▶ [Exercise prompt]: Copy out the entries that follow exactly, leaving out the pictures.

▶ [Records shown]:
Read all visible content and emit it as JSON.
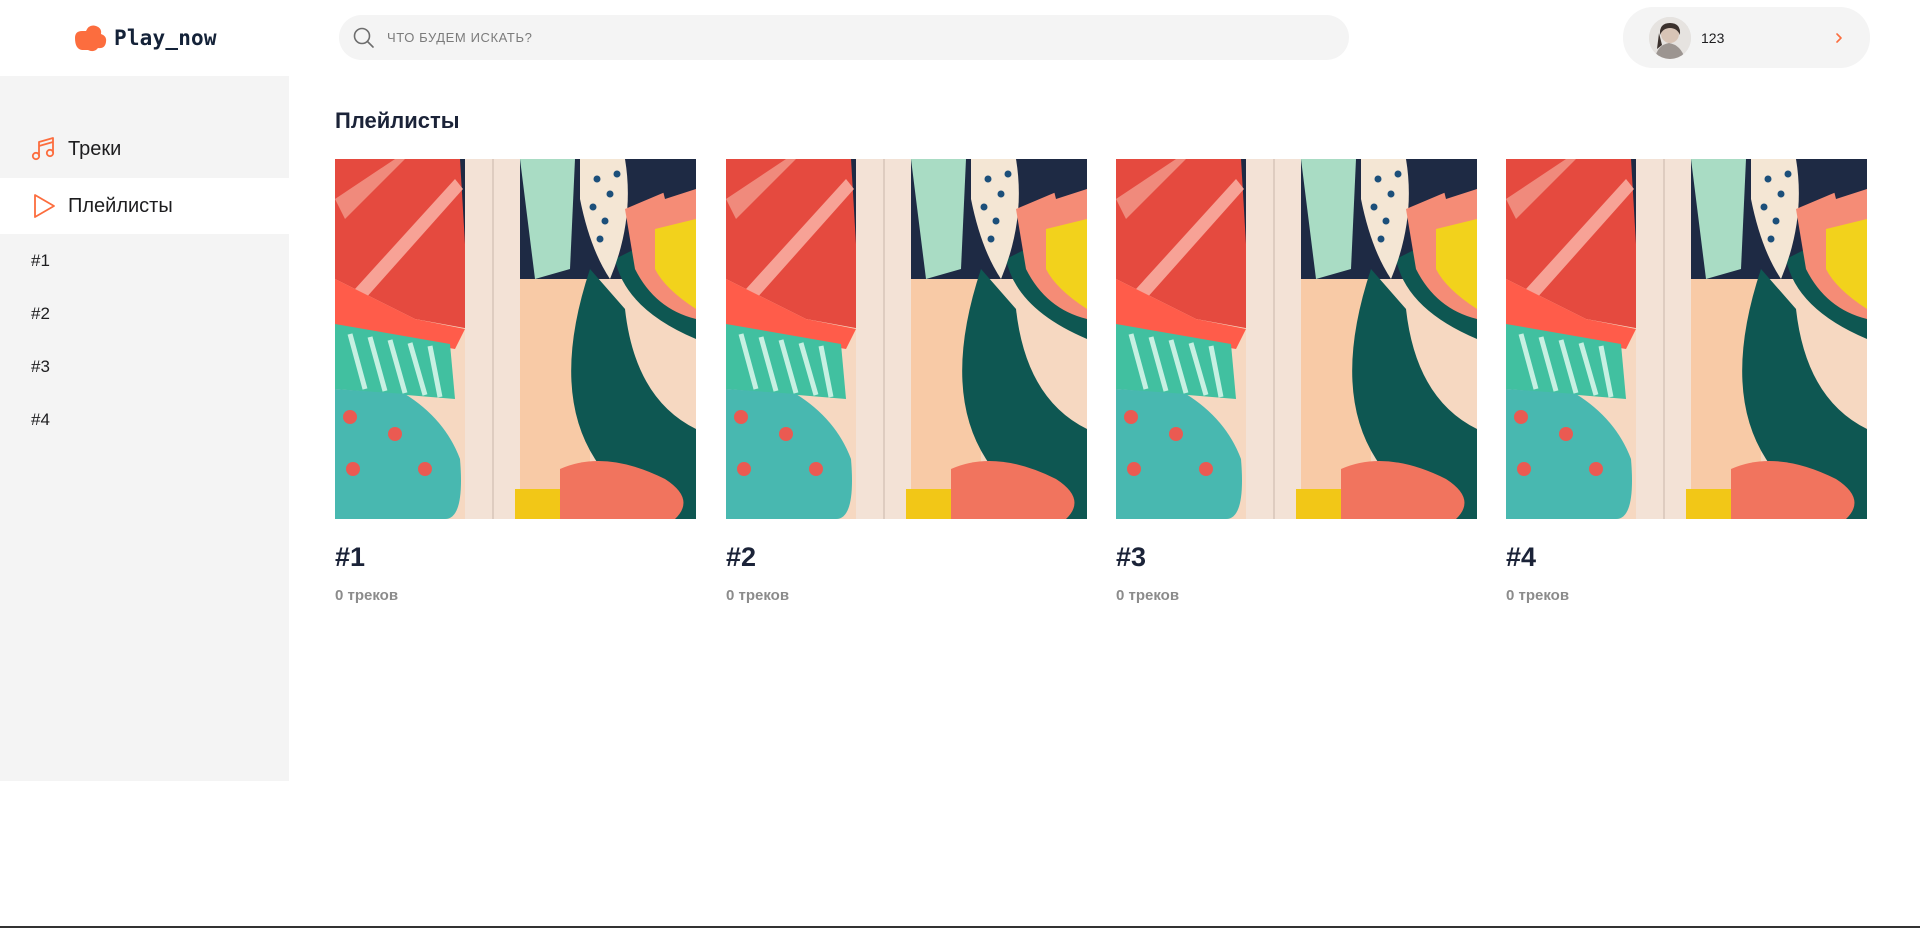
{
  "app": {
    "logo_text": "Play_now"
  },
  "search": {
    "placeholder": "что будем искать?"
  },
  "user": {
    "name": "123"
  },
  "sidebar": {
    "nav": [
      {
        "label": "Треки",
        "icon": "music-note-icon"
      },
      {
        "label": "Плейлисты",
        "icon": "play-icon"
      }
    ],
    "playlists": [
      "#1",
      "#2",
      "#3",
      "#4"
    ]
  },
  "main": {
    "title": "Плейлисты",
    "cards": [
      {
        "title": "#1",
        "subtitle": "0 треков"
      },
      {
        "title": "#2",
        "subtitle": "0 треков"
      },
      {
        "title": "#3",
        "subtitle": "0 треков"
      },
      {
        "title": "#4",
        "subtitle": "0 треков"
      }
    ]
  },
  "colors": {
    "accent": "#fc6d3e",
    "dark": "#1b2338",
    "panel": "#f4f4f4",
    "muted": "#8b8b8b"
  }
}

▶ [Written answer]:
Read all visible content and emit it as JSON.
{
  "app": {
    "logo_text": "Play_now"
  },
  "search": {
    "placeholder": "что будем искать?"
  },
  "user": {
    "name": "123"
  },
  "sidebar": {
    "nav": [
      {
        "label": "Треки",
        "icon": "music-note-icon"
      },
      {
        "label": "Плейлисты",
        "icon": "play-icon"
      }
    ],
    "playlists": [
      "#1",
      "#2",
      "#3",
      "#4"
    ]
  },
  "main": {
    "title": "Плейлисты",
    "cards": [
      {
        "title": "#1",
        "subtitle": "0 треков"
      },
      {
        "title": "#2",
        "subtitle": "0 треков"
      },
      {
        "title": "#3",
        "subtitle": "0 треков"
      },
      {
        "title": "#4",
        "subtitle": "0 треков"
      }
    ]
  },
  "colors": {
    "accent": "#fc6d3e",
    "dark": "#1b2338",
    "panel": "#f4f4f4",
    "muted": "#8b8b8b"
  }
}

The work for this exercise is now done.